WHAT YOU NEED TO DO: Each line of the records below that holds "datetime" should be returned.

THE RECORDS:
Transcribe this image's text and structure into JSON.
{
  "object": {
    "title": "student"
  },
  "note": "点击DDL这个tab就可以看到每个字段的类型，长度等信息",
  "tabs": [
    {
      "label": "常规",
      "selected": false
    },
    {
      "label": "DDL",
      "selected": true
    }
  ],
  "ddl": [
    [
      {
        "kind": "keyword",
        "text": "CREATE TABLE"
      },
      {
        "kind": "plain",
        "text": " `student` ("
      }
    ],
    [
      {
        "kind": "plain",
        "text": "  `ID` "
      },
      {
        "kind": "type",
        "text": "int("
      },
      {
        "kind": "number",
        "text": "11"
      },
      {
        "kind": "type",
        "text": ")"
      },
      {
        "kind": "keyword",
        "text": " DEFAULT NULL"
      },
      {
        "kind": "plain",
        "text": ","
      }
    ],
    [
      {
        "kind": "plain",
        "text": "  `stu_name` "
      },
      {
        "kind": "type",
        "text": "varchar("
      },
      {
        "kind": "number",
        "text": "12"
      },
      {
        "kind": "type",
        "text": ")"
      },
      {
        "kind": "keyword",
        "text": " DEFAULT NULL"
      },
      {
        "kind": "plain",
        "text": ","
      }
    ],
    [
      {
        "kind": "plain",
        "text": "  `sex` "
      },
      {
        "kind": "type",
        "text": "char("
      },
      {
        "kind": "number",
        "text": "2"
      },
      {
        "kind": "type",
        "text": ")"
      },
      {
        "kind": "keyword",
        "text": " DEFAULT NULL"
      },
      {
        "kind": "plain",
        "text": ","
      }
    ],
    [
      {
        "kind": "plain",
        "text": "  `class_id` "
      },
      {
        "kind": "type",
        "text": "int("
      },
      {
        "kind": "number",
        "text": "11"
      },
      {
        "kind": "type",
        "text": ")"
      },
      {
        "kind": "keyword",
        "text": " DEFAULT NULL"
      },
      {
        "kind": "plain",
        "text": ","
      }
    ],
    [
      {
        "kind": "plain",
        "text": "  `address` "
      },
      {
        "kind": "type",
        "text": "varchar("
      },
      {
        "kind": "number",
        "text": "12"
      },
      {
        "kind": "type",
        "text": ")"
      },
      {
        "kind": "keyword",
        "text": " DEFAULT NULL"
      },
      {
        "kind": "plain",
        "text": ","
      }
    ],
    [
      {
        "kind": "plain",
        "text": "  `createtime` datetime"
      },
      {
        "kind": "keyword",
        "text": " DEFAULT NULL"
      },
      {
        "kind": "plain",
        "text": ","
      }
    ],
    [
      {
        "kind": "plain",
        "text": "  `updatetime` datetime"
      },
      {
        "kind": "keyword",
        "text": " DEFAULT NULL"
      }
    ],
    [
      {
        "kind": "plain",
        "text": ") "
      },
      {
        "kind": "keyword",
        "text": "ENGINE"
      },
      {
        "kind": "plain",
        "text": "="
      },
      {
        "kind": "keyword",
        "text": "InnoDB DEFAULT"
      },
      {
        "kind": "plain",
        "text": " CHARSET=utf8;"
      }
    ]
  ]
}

ANSWER SECTION:
        "text": "  `createtime` datetime"
        "text": "  `updatetime` datetime"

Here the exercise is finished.